    • Initial and refresher training.

“Lower” Exposure Risk Jobs Employers engaged in “lower” risk work are required to implement the following controls:

    • Installation of floor to ceiling physical barriers;
    • Telecommuting and staggered work shifts;
    • Mandatory physical distancing; and
    • Written or oral information to employees on COVID-19 and measures to minimize exposure.

“Medium” Exposure Risk Jobs Employers engaged in “medium” risk work are required to implement the following controls:

    • Engineering controls, specifically air handling systems’ compliance with applicable industry codes;
    • Administrative and work practice controls, such as screening, physical distancing, and flexibility in work requirements and strategies;
    • COVID-19 hazard assessment and appropriate PPE;
    • Employers with 11 or more employees must develop and implement an Infectious Disease Preparedness and Response Plan, including specific elements; and
    • Training for employees on COVID-19 and regulatory requirements, including the employer’s Infectious Disease Preparedness and Response Plan.

What is the status of Oregon’s rule?

During the week of July 13, 2020, Oregon OSHA (OR OSHA) conducted stakeholder meetings on the development of its own workplace safety rule to address COVID-19.  OR OSHA plans to issue separate emergency temporary rules to general industry and the healthcare industry, to later be replaced by permanent rules.  The temporary rules will last for 180 days after the adoption date, which is anticipated September 1, 2020. The permanent rules are intended to go into effect upon the expiration of the 180-day temporary rules.  OR OSHA plans to circulate a draft of the temporary rule for stakeholder comment on approximately August 24, 2020; however, the comment period will be abbreviated. OR OSHA announced there will be a more formal comment period and physical impact analysis for the permanent rule.

What do we know about Oregon’s rule?

During stakeholder meetings, OR OSHA responded to manufacturing and processing industry concerns regarding the implications of promulgating such a rule.  The agency took the position that it had clear authority to promulgate such a rule, and that the safety benefits would outweigh any negative effects on industry.

In addressing questions presented during the stakeholder meetings, OR OSHA stated that the new rule would address the issue of face coverings and, if at all possible, avoid imposing new costs on employers.  OR OSHA also indicated that it would be looking to existing Oregon Health Authority guidance, federal OSHA standards, and the new VA standard as the starting point for the new rule. For purposes of moving forward with notice and comment, OR OSHA issued general questions to stakeholders for feedback in developing its rule, which are included in an “Initial Issue Paper on Oregon OSHA Infectious Disease Rulemaking for the General Workplace” recently published by OR OSHA.

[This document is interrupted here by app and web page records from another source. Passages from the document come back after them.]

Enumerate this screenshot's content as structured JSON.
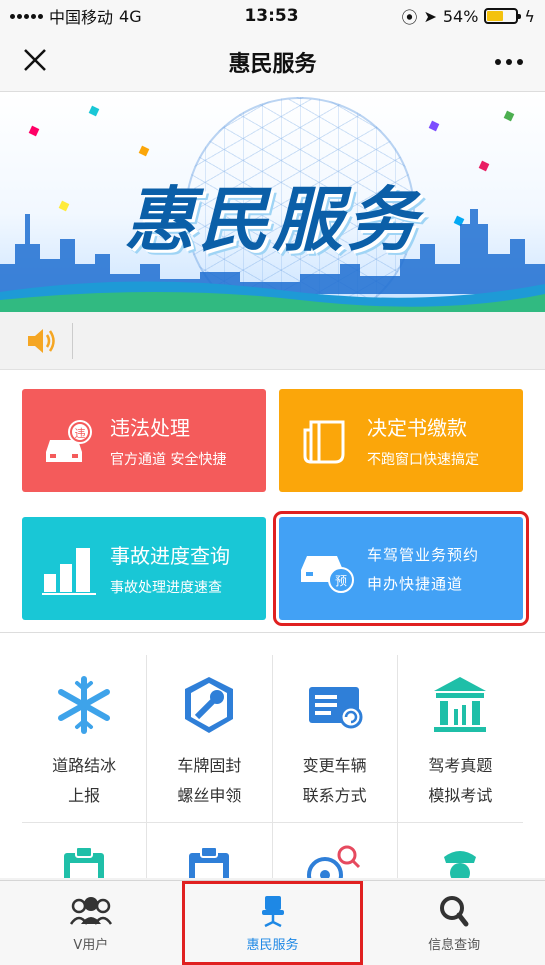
{
  "status_bar": {
    "carrier": "中国移动",
    "network": "4G",
    "time": "13:53",
    "battery_percent": "54%",
    "battery_level": 0.54
  },
  "nav": {
    "title": "惠民服务",
    "close_icon": "close-icon",
    "more_icon": "more-icon"
  },
  "banner": {
    "title": "惠民服务"
  },
  "notice": {
    "icon": "speaker-icon"
  },
  "cards": [
    {
      "title": "违法处理",
      "subtitle": "官方通道 安全快捷",
      "color": "#f45b5b",
      "icon": "violation-car-icon"
    },
    {
      "title": "决定书缴款",
      "subtitle": "不跑窗口快速搞定",
      "color": "#fba60a",
      "icon": "document-icon"
    },
    {
      "title": "事故进度查询",
      "subtitle": "事故处理进度速查",
      "color": "#19c7d6",
      "icon": "progress-bars-icon"
    },
    {
      "title": "车驾管业务预约",
      "subtitle": "申办快捷通道",
      "color": "#42a1f5",
      "icon": "appointment-car-icon"
    }
  ],
  "grid": [
    {
      "label": "道路结冰\n上报",
      "icon": "snowflake-icon"
    },
    {
      "label": "车牌固封\n螺丝申领",
      "icon": "bolt-shield-icon"
    },
    {
      "label": "变更车辆\n联系方式",
      "icon": "id-card-icon"
    },
    {
      "label": "驾考真题\n模拟考试",
      "icon": "exam-building-icon"
    },
    {
      "label": "",
      "icon": "clipboard-icon"
    },
    {
      "label": "",
      "icon": "clipboard-icon"
    },
    {
      "label": "",
      "icon": "search-location-icon"
    },
    {
      "label": "",
      "icon": "police-officer-icon"
    }
  ],
  "tabs": [
    {
      "label": "V用户",
      "icon": "users-icon",
      "active": false
    },
    {
      "label": "惠民服务",
      "icon": "office-chair-icon",
      "active": true
    },
    {
      "label": "信息查询",
      "icon": "search-icon",
      "active": false
    }
  ],
  "colors": {
    "accent": "#1e88e5",
    "highlight_border": "#e02020"
  }
}
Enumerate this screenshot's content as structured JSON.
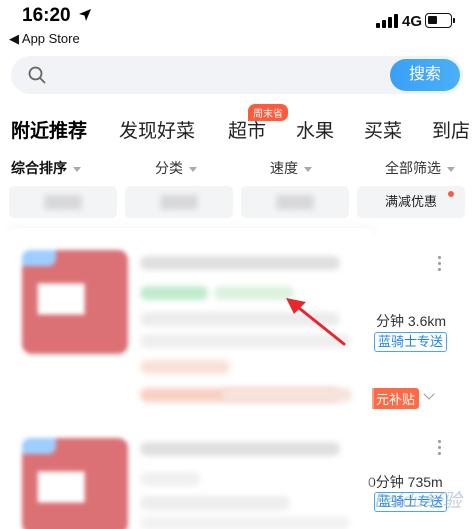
{
  "status_bar": {
    "time": "16:20",
    "back_label": "◀ App Store",
    "network": "4G"
  },
  "search": {
    "placeholder": "",
    "button_label": "搜索"
  },
  "tabs": [
    {
      "label": "附近推荐",
      "active": true
    },
    {
      "label": "发现好菜",
      "active": false
    },
    {
      "label": "超市",
      "active": false,
      "badge": "周末省"
    },
    {
      "label": "水果",
      "active": false
    },
    {
      "label": "买菜",
      "active": false
    },
    {
      "label": "到店",
      "active": false
    }
  ],
  "filters": [
    {
      "label": "综合排序"
    },
    {
      "label": "分类"
    },
    {
      "label": "速度"
    },
    {
      "label": "全部筛选"
    }
  ],
  "chips": [
    {
      "label": "",
      "blurred": true
    },
    {
      "label": "",
      "blurred": true
    },
    {
      "label": "",
      "blurred": true
    },
    {
      "label": "满减优惠",
      "blurred": false,
      "dot": true
    }
  ],
  "cards": [
    {
      "title": "",
      "distance": "分钟 3.6km",
      "delivery_badge": "蓝骑士专送",
      "subsidy": "元补贴"
    },
    {
      "title": "",
      "distance": "0分钟 735m",
      "delivery_badge": "蓝骑士专送"
    }
  ],
  "colors": {
    "accent": "#3aa0f5",
    "badge": "#ff5a3c",
    "annotation_arrow": "#e8262b"
  },
  "watermark": "Baidu经验"
}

How has Washington State regulated COVID-19 in the workplace?

The Washington Department of Labor & Industries (L&I) responded to the COVID-19 pandemic in a simpler manner: by amending the emergency rule (WAC 296-800-14035 in Chapter 296-800 WAC) related to prohibited business activities under RCW 43.06.220.  This amendment creates a trigger for L&I enforcement where employers violate prohibitions or restrictions on business operation.  The amended rule contains the following revisions, which became effective on July 8, 2020 and expire on November 5, 2020:

  • Employers must not allow employees to perform work where a business activity is prohibited by an emergency proclamation.
  • Employers must comply with all conditions for operation required by emergency proclamation, including Safe Start phased reopening requirements for all business and any industry specific requirements.

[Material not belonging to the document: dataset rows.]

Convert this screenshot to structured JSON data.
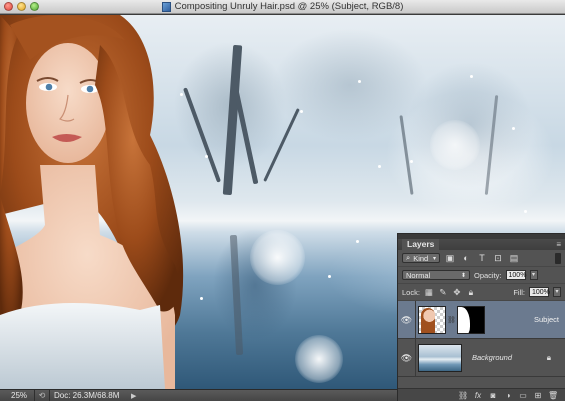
{
  "window": {
    "title": "Compositing Unruly Hair.psd @ 25% (Subject, RGB/8)"
  },
  "status_bar": {
    "zoom": "25%",
    "doc_size": "Doc: 26.3M/68.8M"
  },
  "layers_panel": {
    "tab_label": "Layers",
    "filter": {
      "kind_label": "Kind",
      "icons": [
        "pixel-filter-icon",
        "adjustment-filter-icon",
        "type-filter-icon",
        "shape-filter-icon",
        "smart-object-filter-icon"
      ]
    },
    "blend_mode": "Normal",
    "opacity_label": "Opacity:",
    "opacity_value": "100%",
    "lock_label": "Lock:",
    "fill_label": "Fill:",
    "fill_value": "100%",
    "layers": [
      {
        "name": "Subject",
        "visible": true,
        "selected": true,
        "has_mask": true
      },
      {
        "name": "Background",
        "visible": true,
        "selected": false,
        "locked": true
      }
    ],
    "footer_icons": [
      "link-layers-icon",
      "fx-icon",
      "add-mask-icon",
      "adjustment-layer-icon",
      "new-group-icon",
      "new-layer-icon",
      "trash-icon"
    ]
  },
  "colors": {
    "panel_bg": "#535353",
    "selected_layer": "#6b7a8f",
    "titlebar": "#d5d5d5"
  }
}
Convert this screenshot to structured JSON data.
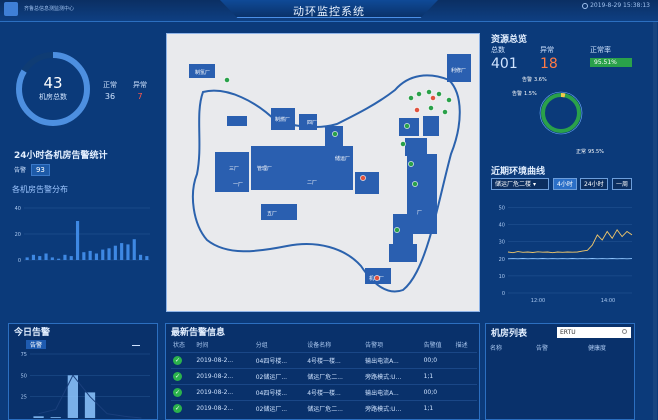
{
  "header": {
    "subtitle": "齐鲁总信息测监测中心",
    "title": "动环监控系统",
    "datetime": "2019-8-29 15:38:13"
  },
  "rooms": {
    "total": "43",
    "total_label": "机房总数",
    "normal_label": "正常",
    "normal_value": "36",
    "abnormal_label": "异常",
    "abnormal_value": "7"
  },
  "alarm_stats": {
    "title": "24小时各机房告警统计",
    "count_label": "告警",
    "count_value": "93",
    "distribution_title": "各机房告警分布"
  },
  "resources": {
    "title": "资源总览",
    "total_label": "总数",
    "total_value": "401",
    "abnormal_label": "异常",
    "abnormal_value": "18",
    "rate_label": "正常率",
    "rate_value": "95.51%",
    "ring_labels": [
      {
        "name": "告警",
        "pct": "3.6%"
      },
      {
        "name": "告警",
        "pct": "1.5%"
      },
      {
        "name": "正常",
        "pct": "95.5%"
      }
    ]
  },
  "env": {
    "title": "近期环境曲线",
    "select_value": "储运厂危二楼",
    "range_buttons": [
      "4小时",
      "24小时",
      "一周"
    ],
    "active_range": "4小时"
  },
  "today": {
    "title": "今日告警",
    "tab": "告警"
  },
  "recent": {
    "title": "最新告警信息",
    "columns": [
      "状态",
      "时间",
      "分组",
      "设备名称",
      "告警项",
      "告警值",
      "描述"
    ],
    "rows": [
      {
        "time": "2019-08-2...",
        "group": "04四号楼...",
        "device": "4号楼一楼...",
        "item": "输出电流A...",
        "value": "00;0",
        "desc": ""
      },
      {
        "time": "2019-08-2...",
        "group": "02储运厂...",
        "device": "储运厂危二...",
        "item": "旁路模式:U...",
        "value": "1;1",
        "desc": ""
      },
      {
        "time": "2019-08-2...",
        "group": "04四号楼...",
        "device": "4号楼一楼...",
        "item": "输出电流A...",
        "value": "00;0",
        "desc": ""
      },
      {
        "time": "2019-08-2...",
        "group": "02储运厂...",
        "device": "储运厂危二...",
        "item": "旁路模式:U...",
        "value": "1;1",
        "desc": ""
      }
    ]
  },
  "room_list": {
    "title": "机房列表",
    "search_value": "ERTU",
    "columns": [
      "名称",
      "告警",
      "健康度"
    ]
  },
  "map": {
    "building_labels": [
      "制氢厂",
      "制燃厂",
      "四厂",
      "三厂",
      "管理厂",
      "储运厂",
      "一厂",
      "二厂",
      "五厂",
      "机动厂",
      "厂",
      "利修厂"
    ]
  },
  "chart_data": [
    {
      "type": "bar",
      "title": "各机房告警分布",
      "yticks": [
        0,
        20,
        40
      ],
      "ylim": [
        0,
        40
      ],
      "values": [
        2,
        4,
        3,
        5,
        2,
        1,
        4,
        3,
        30,
        6,
        7,
        5,
        8,
        9,
        11,
        13,
        12,
        16,
        4,
        3
      ],
      "categories_visible": false
    },
    {
      "type": "line",
      "title": "近期环境曲线",
      "yticks": [
        50,
        40,
        30,
        20,
        10,
        0
      ],
      "ylim": [
        0,
        55
      ],
      "xticks": [
        "12:00",
        "14:00"
      ],
      "series": [
        {
          "color": "#f2c86a",
          "values": [
            24,
            23.6,
            24.2,
            23.8,
            24,
            23.7,
            24.1,
            23.9,
            24,
            23.6,
            24,
            23.8,
            24,
            23.9,
            24,
            24.5,
            25,
            28,
            34,
            31,
            36,
            32,
            37,
            33,
            36,
            34
          ]
        },
        {
          "color": "#8fc6ff",
          "values": [
            20,
            20.1,
            20,
            20.2,
            20,
            20.1,
            20,
            20.2,
            20,
            20.1,
            20,
            20.1,
            20,
            20.2,
            20,
            20.1,
            20,
            20.2,
            20,
            20.1,
            20,
            20.2,
            20,
            20.1,
            20,
            20.1
          ]
        }
      ]
    },
    {
      "type": "bar",
      "title": "今日告警",
      "yticks": [
        75,
        50,
        25
      ],
      "ylim": [
        0,
        75
      ],
      "values": [
        2,
        1,
        50,
        30,
        0,
        0,
        0
      ],
      "line": [
        5,
        10,
        50,
        25,
        5,
        2,
        0
      ]
    }
  ]
}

Under WAC 296-800-14035, violations of emergency proclamations are subject to workplace safety citations. The penalty structure for citations issued under the emergency rule track the federal penalty structure established by OSHA under 29 C.F.R. 1903.15, with a minimum penalty of $100, a maximum statutory penalty for a “serious” violation of $13,494, and a maximum penalty for “willful” or “repeat” violations of $134,937.